    I did a quick web search. A sizable percentage of the first few hits I got were versions of the Parlett article. I can't tell the degree of scholarship that went into the WP article. A number of articles on IBCT are not by mathematicians (which of course is not to imply they were in any way deficient, of course, but I'm even less able to judge articles by electrical engineers than I am articles by mathematicians). Some are from before Parlett's 1992 article. And I'm not sure a "safety in numbers" argument, while it has at least some prima facie weight, convincingly trumps whatever Parlett, who is generally a well-regarded researcher, had to say on matters of interpretation he felt were subtle. In summary, a google search is a very superficial way to someone outside this area to do his "homework"; it would be much better to hear from someone acquainted with the issues that were brought up.

    A rephrasing along your lines might be good and appropriate, but I want to avoid appearances of prejudging (e.g., casting subtle doubt on Parlett's article).

    • CommentAuthorgrp
    • CommentTimeMar 4th 2013
    After reading your post and response, I have the sense that the question will best be something like the following. Pick a particular point Parlett proferred on which you wish a resolution, and ask about that specific issue. It should be easy to present it as an uncontroversial question. After that, you can give some background and state how much you want to avoid/stir up controversy, as well as your interest in having the other points resolved.

    I think it reasonable to express interest on a simple technical issue, e.g. "Is it valid to infer the value of the mean for a small group drawn from a large population and use it the way these guys do?", and ask if there were further research done to resolve the issue.

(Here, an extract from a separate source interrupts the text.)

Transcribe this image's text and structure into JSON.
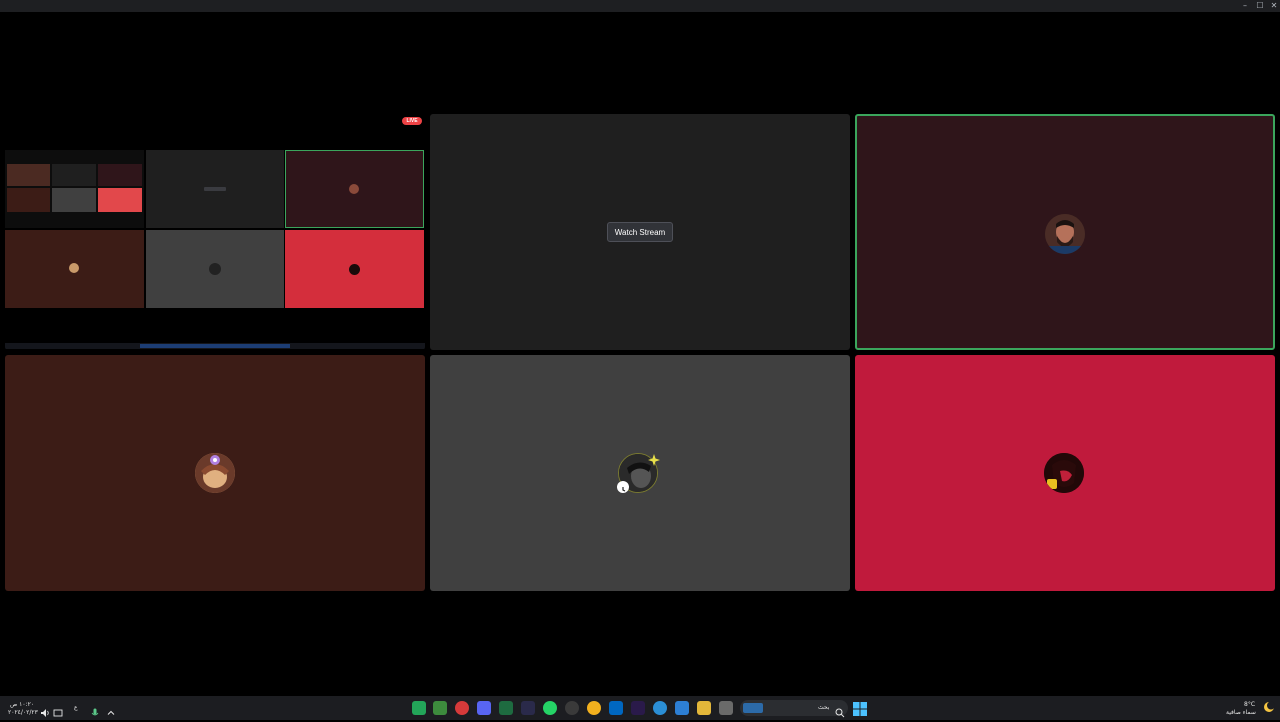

At the very least, it can serve as a kind of reference request. Also, if your intention is academic (and mathematical) and not political, and you make that clear, MathOverflow can handle it.

    Gerhard "Likes Stirring Up Cookie Batter" Paseman, 2013.03.04

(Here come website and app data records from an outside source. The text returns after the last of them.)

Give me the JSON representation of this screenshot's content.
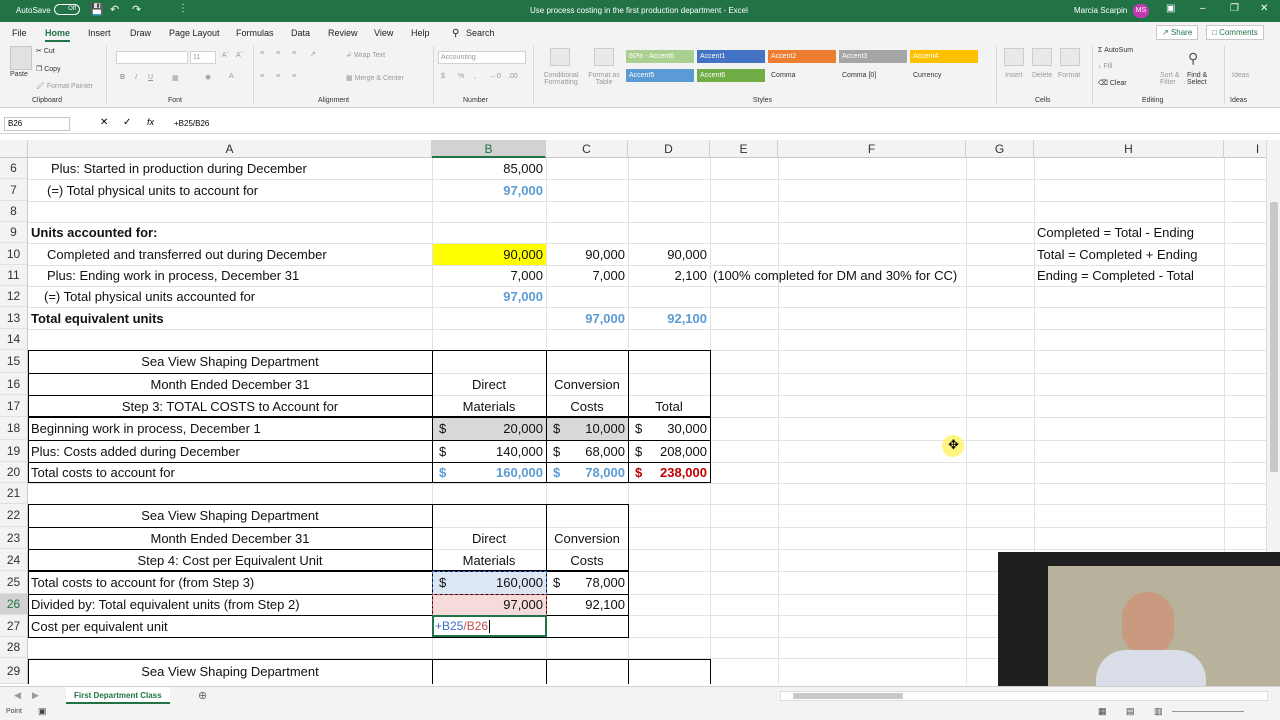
{
  "titlebar": {
    "autosave": "AutoSave",
    "autosave_state": "Off",
    "title": "Use process costing in the first production department  -  Excel",
    "user": "Marcia Scarpin",
    "initials": "MS"
  },
  "tabs": [
    "File",
    "Home",
    "Insert",
    "Draw",
    "Page Layout",
    "Formulas",
    "Data",
    "Review",
    "View",
    "Help"
  ],
  "search": "Search",
  "share": "Share",
  "comments": "Comments",
  "ribbon": {
    "groups": [
      "Clipboard",
      "Font",
      "Alignment",
      "Number",
      "Styles",
      "Cells",
      "Editing",
      "Ideas"
    ],
    "paste": "Paste",
    "cut": "Cut",
    "copy": "Copy",
    "format_painter": "Format Painter",
    "font_size": "11",
    "wrap": "Wrap Text",
    "merge": "Merge & Center",
    "numfmt": "Accounting",
    "cond": "Conditional Formatting",
    "format_as": "Format as Table",
    "styles": [
      "60% - Accent6",
      "Accent1",
      "Accent2",
      "Accent3",
      "Accent4",
      "Accent5",
      "Accent6",
      "Comma",
      "Comma [0]",
      "Currency"
    ],
    "cells": [
      "Insert",
      "Delete",
      "Format"
    ],
    "autosum": "AutoSum",
    "fill": "Fill",
    "clear": "Clear",
    "sort": "Sort & Filter",
    "find": "Find & Select",
    "ideas": "Ideas"
  },
  "formula_bar": {
    "namebox": "B26",
    "formula": "+B25/B26"
  },
  "columns": [
    "A",
    "B",
    "C",
    "D",
    "E",
    "F",
    "G",
    "H",
    "I"
  ],
  "rows": [
    "6",
    "7",
    "8",
    "9",
    "10",
    "11",
    "12",
    "13",
    "14",
    "15",
    "16",
    "17",
    "18",
    "19",
    "20",
    "21",
    "22",
    "23",
    "24",
    "25",
    "26",
    "27",
    "28",
    "29"
  ],
  "cells": {
    "a6": "Plus: Started in production during December",
    "b6": "85,000",
    "a7": "(=) Total physical units to account for",
    "b7": "97,000",
    "a9": "Units accounted for:",
    "a10": "Completed and transferred out during December",
    "b10": "90,000",
    "c10": "90,000",
    "d10": "90,000",
    "a11": "Plus: Ending work in process, December 31",
    "b11": "7,000",
    "c11": "7,000",
    "d11": "2,100",
    "e11": "(100% completed for DM and 30% for CC)",
    "a12": "(=) Total physical units accounted for",
    "b12": "97,000",
    "a13": "Total equivalent units",
    "c13": "97,000",
    "d13": "92,100",
    "h9": "Completed = Total - Ending",
    "h10": "Total = Completed + Ending",
    "h11": "Ending = Completed - Total",
    "a15": "Sea View Shaping Department",
    "a16": "Month Ended December 31",
    "a17": "Step 3: TOTAL COSTS to Account for",
    "b16": "Direct",
    "b17": "Materials",
    "c16": "Conversion",
    "c17": "Costs",
    "d17": "Total",
    "a18": "Beginning work in process, December 1",
    "b18": "20,000",
    "c18": "10,000",
    "d18": "30,000",
    "a19": "Plus: Costs added during December",
    "b19": "140,000",
    "c19": "68,000",
    "d19": "208,000",
    "a20": "Total costs to account for",
    "b20": "160,000",
    "c20": "78,000",
    "d20": "238,000",
    "a22": "Sea View Shaping Department",
    "a23": "Month Ended December 31",
    "a24": "Step 4: Cost per Equivalent Unit",
    "b23": "Direct",
    "b24": "Materials",
    "c23": "Conversion",
    "c24": "Costs",
    "a25": "Total costs to account for (from Step 3)",
    "b25": "160,000",
    "c25": "78,000",
    "a26": "Divided by: Total equivalent units (from Step 2)",
    "b26": "97,000",
    "c26": "92,100",
    "a27": "Cost per equivalent unit",
    "b27_ref1": "+B25",
    "b27_ref2": "/B26",
    "a29": "Sea View Shaping Department",
    "dollar": "$"
  },
  "sheet_tab": "First Department Class",
  "status": "Point",
  "colors": {
    "excel_green": "#217346",
    "blue_num": "#5b9bd5",
    "red_num": "#c00000",
    "yellow": "#ffff00",
    "grey_fill": "#d9d9d9"
  }
}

    Thanks again, Gerhard. I'll think it over, but my inclination at this point is not to ask after all, even though I find the situation curious and interesting.

    I think you should ask it. Talking about a controversy isn't necessarily controversial itself.